(4) A wall of a dwelling may serve as part of the barrier if it does not contain any door or window that opens to provide access to the swimming pool.
(5) A barrier may not be located in a way that allows any permanent structure, equipment, or similar object to be used for climbing the barrier.
A fence / barrier can prevent many drowning incidents from taking place; however, it should be noted that some children find ways under, over, and through fences because the lure of the water is so great. Small children lack safety awareness and good judgment. Small children do not understand the dangers and risks of being around or in a swimming pool without proper adult supervision. It just seems like play time for a child. Unfortunately, children continue to drown in Florida pools. A recent incident was reported in Lehigh Acres (Lee County) Florida. It was reported by the Gainesville Sun and other news outlets that a 4 year old boy drowned in a Southwest Florida swimming pool. Law enforcement officials reported that the child used a lawn chair to climb over the pool fence. The news report just contained a few details. When a child dies unexpectedly, an autopsy is typically performed to see if there is another explanation for the cause and manner of death other than the drowning incident. See Four Year Old Drowns in Southwest Florida Swimming Pool.
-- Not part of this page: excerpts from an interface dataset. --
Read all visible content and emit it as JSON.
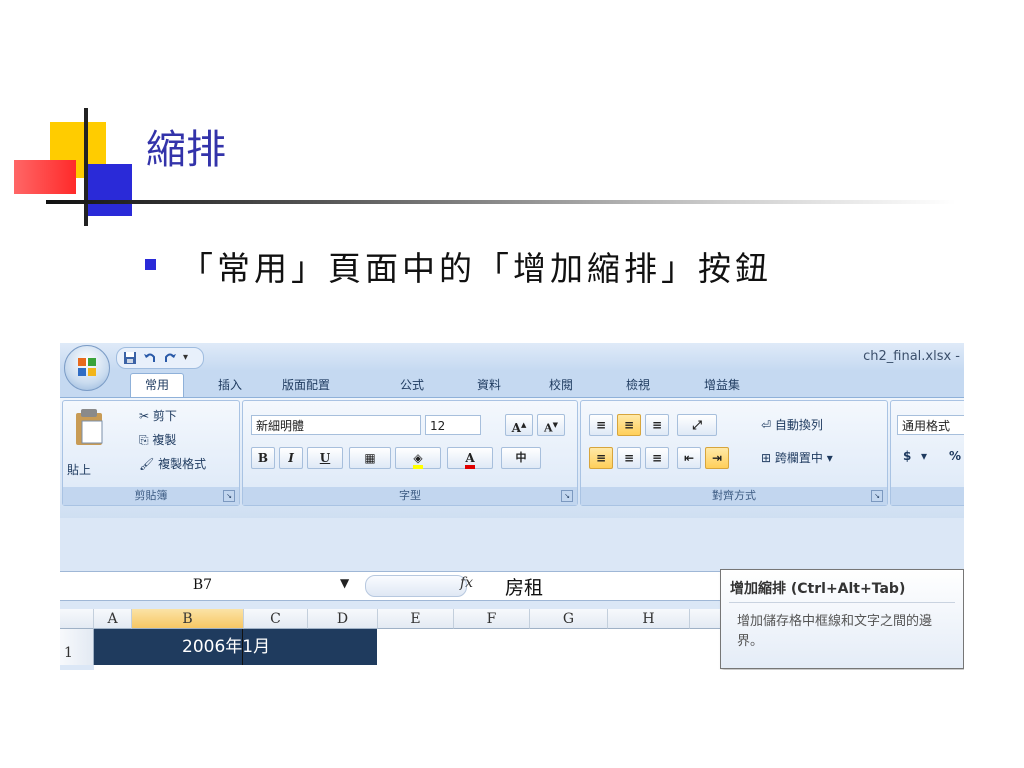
{
  "slide": {
    "title": "縮排",
    "bullet": "「常用」頁面中的「增加縮排」按鈕"
  },
  "excel": {
    "file_title": "ch2_final.xlsx -",
    "tabs": [
      "常用",
      "插入",
      "版面配置",
      "公式",
      "資料",
      "校閱",
      "檢視",
      "增益集"
    ],
    "clipboard": {
      "paste": "貼上",
      "cut": "剪下",
      "copy": "複製",
      "format_painter": "複製格式",
      "label": "剪貼簿"
    },
    "font": {
      "name": "新細明體",
      "size": "12",
      "bold": "B",
      "italic": "I",
      "underline": "U",
      "label": "字型"
    },
    "alignment": {
      "wrap_text": "自動換列",
      "merge_center": "跨欄置中",
      "label": "對齊方式"
    },
    "number": {
      "format": "通用格式",
      "currency": "$",
      "percent": "%"
    },
    "formula_bar": {
      "name_box": "B7",
      "fx": "fx",
      "value": "房租"
    },
    "columns": [
      "A",
      "B",
      "C",
      "D",
      "E",
      "F",
      "G",
      "H"
    ],
    "row_number": "1",
    "cell_b1": "2006年1月",
    "tooltip": {
      "title": "增加縮排 (Ctrl+Alt+Tab)",
      "desc": "增加儲存格中框線和文字之間的邊界。"
    }
  },
  "colors": {
    "title": "#3333aa",
    "accent_blue": "#2a2ad8",
    "accent_yellow": "#ffcc00",
    "accent_red": "#ff3333",
    "cell_fill": "#1f3b5e"
  }
}
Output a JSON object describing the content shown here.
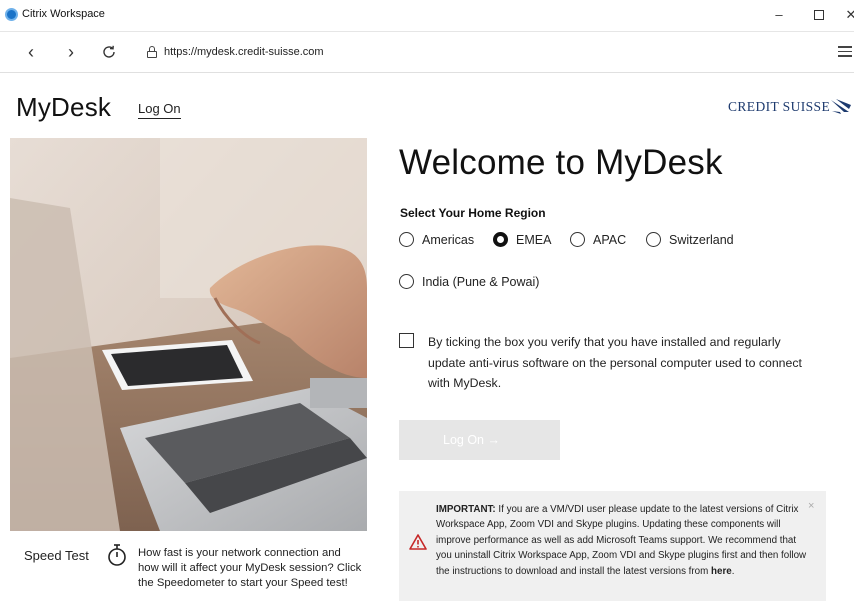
{
  "window": {
    "title": "Citrix Workspace",
    "controls": {
      "minimize": "–",
      "close": "✕"
    }
  },
  "navbar": {
    "back": "‹",
    "forward": "›",
    "reload": "C",
    "url": "https://mydesk.credit-suisse.com"
  },
  "header": {
    "brand": "MyDesk",
    "logon_link": "Log On",
    "logo_text": "CREDIT SUISSE"
  },
  "main": {
    "welcome": "Welcome to MyDesk",
    "region_heading": "Select Your Home Region",
    "regions": [
      {
        "label": "Americas",
        "checked": false
      },
      {
        "label": "EMEA",
        "checked": true
      },
      {
        "label": "APAC",
        "checked": false
      },
      {
        "label": "Switzerland",
        "checked": false
      },
      {
        "label": "India (Pune & Powai)",
        "checked": false
      }
    ],
    "consent_text": "By ticking the box you verify that you have installed and regularly update anti-virus software on the personal computer used to connect with MyDesk.",
    "consent_checked": false,
    "logon_button": "Log On →"
  },
  "notice": {
    "important_label": "IMPORTANT:",
    "body": " If you are a VM/VDI user please update to the latest versions of Citrix Workspace App, Zoom VDI and Skype plugins. Updating these components will improve performance as well as add Microsoft Teams support. We recommend that you uninstall Citrix Workspace App, Zoom VDI and Skype plugins first and then follow the instructions to download and install the latest versions from ",
    "link": "here",
    "end": ".",
    "close": "×"
  },
  "speed_test": {
    "label": "Speed Test",
    "text": "How fast is your network connection and how will it affect your MyDesk session? Click the Speedometer to start your Speed test!"
  },
  "colors": {
    "brand_navy": "#1d3a6e",
    "button_disabled": "#e6e6e6",
    "notice_bg": "#f0f0f0",
    "warning_red": "#c62828"
  }
}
If a child dies from a drowning related incident at a day care center, summer camp, neighbor’s house, or even a relative’s house, there may be a cause of action to pursue even if there was a pool fence in place at the time of the incident. It should be pointed out that under Florida law – a child under the age of 6 years old cannot be held negligent for his or her own actions. Florida law recognizes that children in this age range do not have the ability to properly understand dangers OR act in a reasonably safe manner. For children 6 years and older, the facts and circumstances must be evaluated to determine if there is a viable case or cause of action to pursue. For instance, a case on behalf of a 7 year old is evaluated must differently than that of a 17 year old.
The book titled – The ABCs of Child Injury – Legal Rights of the Injured Child – What Every Parent Should Know – has chapters on Swimming Pool and Water Park Injuries, Theme Park and Attraction Injuries, Day Care Center Injuries, School Injuries and other topics. You can get this book for free at The ABCs of Child Injury.